The Conquerors of Rysy Club is a meeting place of the mountain lovers, enthusiasts of climbing, lovers of Tatra trails. The Conquerors of Rysy Club is also a meeting place for the friends of the Hotel.
Everybody knows the tune of the song ”Góralu czy ci nie żal” (”Highlander, don’t you feel sad”), but it is worth remembering that it is originally a poem titled ”Dla Chleba” (”For money”) by Michał Bałucki (1837 – 1901). At the end of 1863 he was put in the St. Michael prison in Cracow (now the Museum of Geology of the Polish Academy of Sciences on Senacka Street) for his participation in the national movement during the insurection. He was put in the middle cell, on the first floor, above the gate on the Wawel side. His fellow-prisoner was a highlander from Chochołów village who was caught by gendarmery near Michałowice on the Russian border when he attempted to join the insurgents. They say that this accidental meeting was an inspiration for one of the saddest poems which ”escaped the heart of Bałucki, tuned by highlander’s violins”. The poem was published on the front page of the 336st edition of ”Tygodnik Ilustrowany” on 3 March 1866, titled Dla chleba (For Money). Michał Bałucki visited Zakopane for the first time already in 1856 as a student and then he visited the town frequently, e.g. in 1857 and in 1859. He contributed remarkably to the popularity of Zakopane and the Tatras by publishing, in 1860-1870 and in the next years, a number of literary works on the subject of Podhale, Zakopane and the Tatra Mountains.
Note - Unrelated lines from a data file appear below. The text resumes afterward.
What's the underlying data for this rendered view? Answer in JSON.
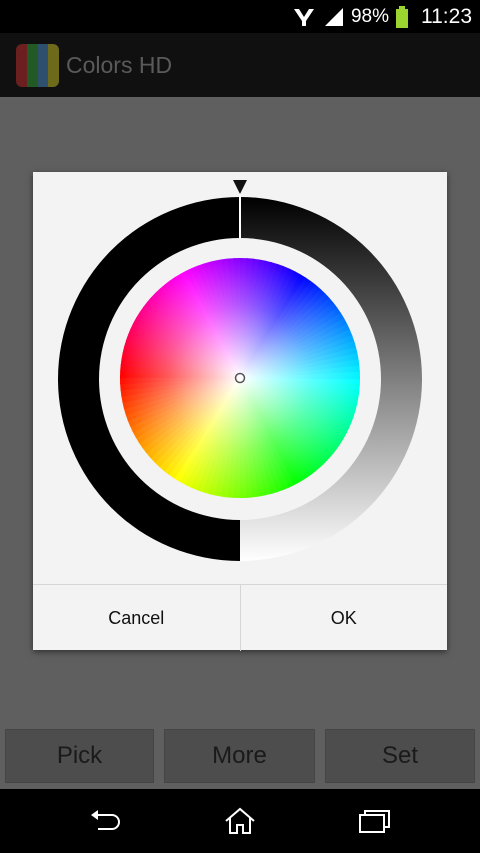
{
  "status_bar": {
    "battery": "98%",
    "time": "11:23"
  },
  "app": {
    "title": "Colors HD"
  },
  "dialog": {
    "cancel_label": "Cancel",
    "ok_label": "OK"
  },
  "bottom_buttons": {
    "pick": "Pick",
    "more": "More",
    "set": "Set"
  },
  "colors": {
    "dialog_bg": "#f3f3f3",
    "overlay": "#5f5f5f",
    "selected": "#000000"
  }
}
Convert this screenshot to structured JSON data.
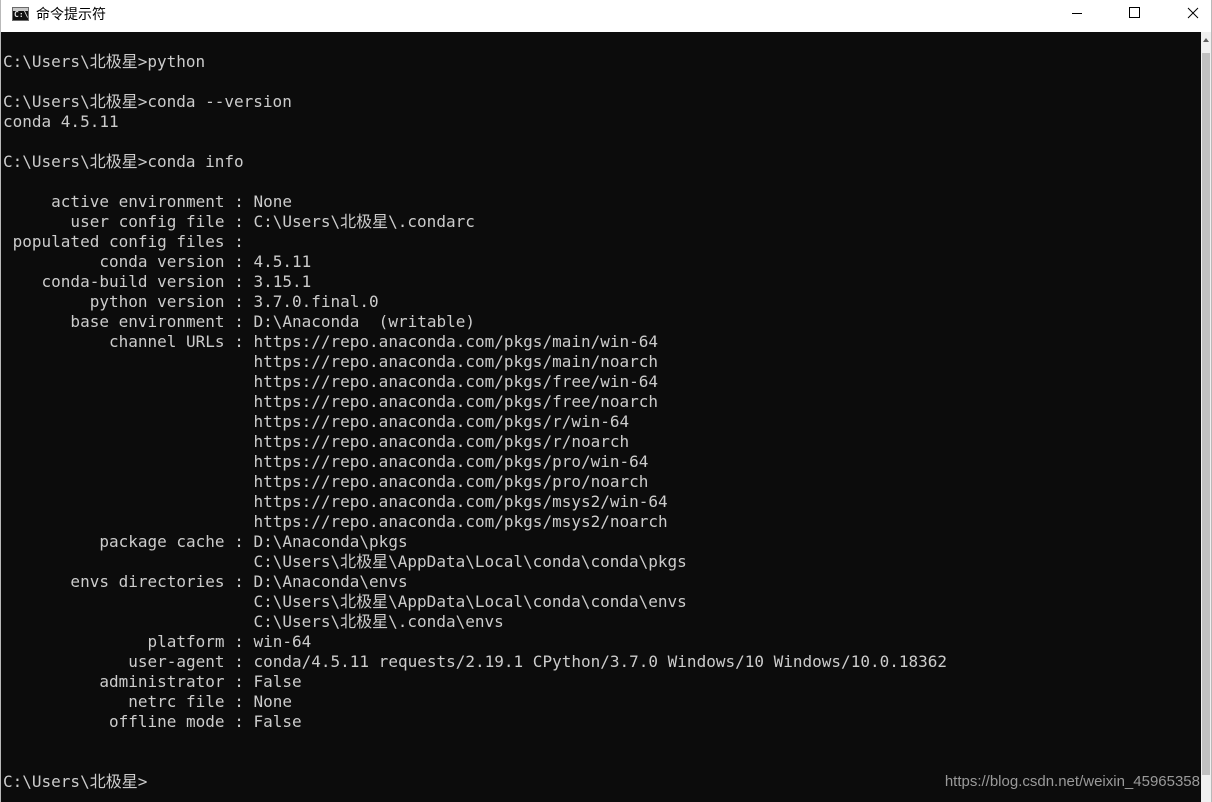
{
  "window": {
    "title": "命令提示符",
    "icon": "cmd-icon",
    "icon_glyph": "C:\\",
    "controls": {
      "minimize_icon": "minimize-icon",
      "maximize_icon": "maximize-icon",
      "close_icon": "close-icon"
    }
  },
  "console": {
    "colors": {
      "background": "#0c0c0c",
      "text": "#cccccc"
    },
    "lines": [
      "C:\\Users\\北极星>python",
      "",
      "C:\\Users\\北极星>conda --version",
      "conda 4.5.11",
      "",
      "C:\\Users\\北极星>conda info",
      "",
      "     active environment : None",
      "       user config file : C:\\Users\\北极星\\.condarc",
      " populated config files :",
      "          conda version : 4.5.11",
      "    conda-build version : 3.15.1",
      "         python version : 3.7.0.final.0",
      "       base environment : D:\\Anaconda  (writable)",
      "           channel URLs : https://repo.anaconda.com/pkgs/main/win-64",
      "                          https://repo.anaconda.com/pkgs/main/noarch",
      "                          https://repo.anaconda.com/pkgs/free/win-64",
      "                          https://repo.anaconda.com/pkgs/free/noarch",
      "                          https://repo.anaconda.com/pkgs/r/win-64",
      "                          https://repo.anaconda.com/pkgs/r/noarch",
      "                          https://repo.anaconda.com/pkgs/pro/win-64",
      "                          https://repo.anaconda.com/pkgs/pro/noarch",
      "                          https://repo.anaconda.com/pkgs/msys2/win-64",
      "                          https://repo.anaconda.com/pkgs/msys2/noarch",
      "          package cache : D:\\Anaconda\\pkgs",
      "                          C:\\Users\\北极星\\AppData\\Local\\conda\\conda\\pkgs",
      "       envs directories : D:\\Anaconda\\envs",
      "                          C:\\Users\\北极星\\AppData\\Local\\conda\\conda\\envs",
      "                          C:\\Users\\北极星\\.conda\\envs",
      "               platform : win-64",
      "             user-agent : conda/4.5.11 requests/2.19.1 CPython/3.7.0 Windows/10 Windows/10.0.18362",
      "          administrator : False",
      "             netrc file : None",
      "           offline mode : False",
      "",
      "",
      "C:\\Users\\北极星>"
    ]
  },
  "scrollbar": {
    "up_icon": "scroll-up-arrow-icon",
    "position_fraction": 0.94
  },
  "watermark": "https://blog.csdn.net/weixin_45965358"
}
While the authorship of the text is undisputable, still it is difficult to determine who was the composer. According to one version the tune of the poem was composed by Władysław Żeleński, father of Tadeusz Boy – Żeleński.
Tadeusz Boy-Żeleński ( 1874-1941) French literature translator, essayist, critic, publicist and doctor. He climbed the Tatras already as a young man. In 1888-1892 he conquered Furkot and Staroleśna, which at that time was quite an achievement if you remember that in those days climbers used no ropes and wore casual shoes. Boy was the enthusiast of Tatras for his whole life. When he was already too weak for mountain excursions, he still wrote: ”For me the nature means just one: the Tatras and their accessories. To chore on smoke of the burning mountain pine, to let the mountain wind blow your whole body, to hear the bells on a mountain pasture …. Or maybe, just like many times before, I could spend the night in Roztoka and hike the Biała Woda, as far as Polski Grzebień, up the mountain …?”
During the meetings in the Conquerors of Rysy Club you will hear not only amazing stories, but also anecdotes and life adventures of known and interesting personae of Zakopane, we will recall the interwar period where Zakopane was the town of Ski-Dancing-Bridge. And we will not fail to wonder whether the life ”is divine” or ”will be divine.”
Let’s create history of Tatra Mountains and Zakopane together!